The Utah Legislature’s proposal in House Bill 209 would drastically increase annual fees on electric vehicles, plug-in hybrid, and hybrid vehicles. Electric vehicles (EVs) have zero tailpipe emissions, making them a key solution to Utah’s climate and air quality challenges. Increasing fees for zero-emission vehicles to $300 per year – more than double what the average new gas-powered vehicle pays each year in gas taxes – is the wrong approach to solve Utah’s road funding challenges.
Today, we pay for roads primarily through gas taxes paid at the pump. The amount of money the gas tax provides every year is declining, mainly because the fuel efficiency of vehicles is going up, and the buying power of the dollar is going down with inflation. New gasoline vehicles get30.6 mpg today, which will rise to 36.2 mpg in 2025 because of federal CAFÉ standards, so owners of gasoline vehicles are buying less fuel and paying less into the system every year. EVs are a miniscule factor – even if Utah doubled the number of EVs on its roads this year,from 12,000 to 24,000, it would only reducetotal motor fuel tax revenue by one-tenth of one percent. An excessive EV fee would not only fail to raise much money, but it would also create a disincentive for Utahns to replace their gas cars with cleaner and more efficient EVs.
The method used to calculate the fees in HB 209 is flawed and fails to recognize that Utahns driving electric vehicles already pay $120 in additional annual registration fees to build and maintain Utah’s transportation system. The disproportionately high EV fees proposed in HB209 also don’t actually address the primary reasons the gas tax isn’t keeping up. We need a new, long-term solution for paying for Utah’s roads.
The current gas tax is structured so that less efficient (and more polluting) vehicles pay more in gas tax because they use more gasoline, while the more efficient (and less polluting) vehicles pay less. This incentive for efficiency is valuable and should be preserved. If Utah taxed EVs as if they drove on gasoline using the EPA’s “miles per gallon equivalent”, a Nissan Leaf driving the average annual miles driven in Utah (13,884) would pay only $40 per year.
The current annual EV fee of $120 is comparable to what the average new gasoline car pays in annual gas taxes. At 30.6 miles per gallon, a new gasoline vehicle pays about $142 per year, which will drop to $120 per year by 2025 as the average fuel efficiency for gasoline vehicles improves to 36.2 mpg. No EV should pay more than what the average new gasoline car pays in gas taxes – raising the EV fee to $300 would hurt Utah’s efforts to clean the air by stunting the EV market just as it’s starting to grow.

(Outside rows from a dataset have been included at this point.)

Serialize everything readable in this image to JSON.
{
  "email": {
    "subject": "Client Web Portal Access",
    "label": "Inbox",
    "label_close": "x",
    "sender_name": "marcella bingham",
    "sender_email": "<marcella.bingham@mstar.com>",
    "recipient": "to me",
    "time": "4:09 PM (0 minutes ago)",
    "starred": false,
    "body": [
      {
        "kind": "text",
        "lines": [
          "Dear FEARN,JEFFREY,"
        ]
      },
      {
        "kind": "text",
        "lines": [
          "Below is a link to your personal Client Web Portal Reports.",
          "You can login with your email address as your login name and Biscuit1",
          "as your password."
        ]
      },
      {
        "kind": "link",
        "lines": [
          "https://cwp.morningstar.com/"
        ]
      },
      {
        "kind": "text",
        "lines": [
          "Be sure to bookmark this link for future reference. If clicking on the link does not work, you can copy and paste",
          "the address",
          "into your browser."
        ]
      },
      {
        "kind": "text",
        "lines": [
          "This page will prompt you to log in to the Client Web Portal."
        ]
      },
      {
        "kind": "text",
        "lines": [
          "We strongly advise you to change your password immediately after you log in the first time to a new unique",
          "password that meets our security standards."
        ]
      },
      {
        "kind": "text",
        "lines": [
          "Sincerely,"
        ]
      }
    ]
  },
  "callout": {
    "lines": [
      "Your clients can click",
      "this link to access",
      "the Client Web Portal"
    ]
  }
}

We want all Utahns to be able to access clean, electric vehicles — which is increasingly possible as used EVs enter the market and the costs of EVs come down. The proposed EV fee is also a poor choice because the $300 per year fee would be collected as a lump sum, which is especially burdensome for low-income drivers, because it does not spread out costs over time like the gas tax.
Utah has taken a positive step by creating a “Road Usage Charge” (RUC) program, offered by the Utah Department of Transportation, a new approach to pay for roads by charging a vehicle based on how many miles it is driven on Utah roads rather than paying through a gas tax. Opening in January 2020, the “RUC” program is a voluntary opt-in program, and participation is still relatively small. We believe that Utah lawmakers should give this program time to mature and to better understand how it will impact transportation funding revenues and air quality in Utah.
Utah policymakers are wrestling with our transportation funding challenges. We need to create a transportation system that can help us reduce air pollution by ramping up electric cars and fleets and reduce congestion by expanding transportation options for all Utah communities. That is what Utahns want and deserve. But the fees moving forward in HB209 are misguided and penalize zero-emission vehicles. Let us not overtax the kinds of low and zero emission vehicles that our communities need to improve Utah’s air quality.
Matt Frommer is with the Southwest Energy Efficiency Project and Kevin Emerson is with Utah Clean Energy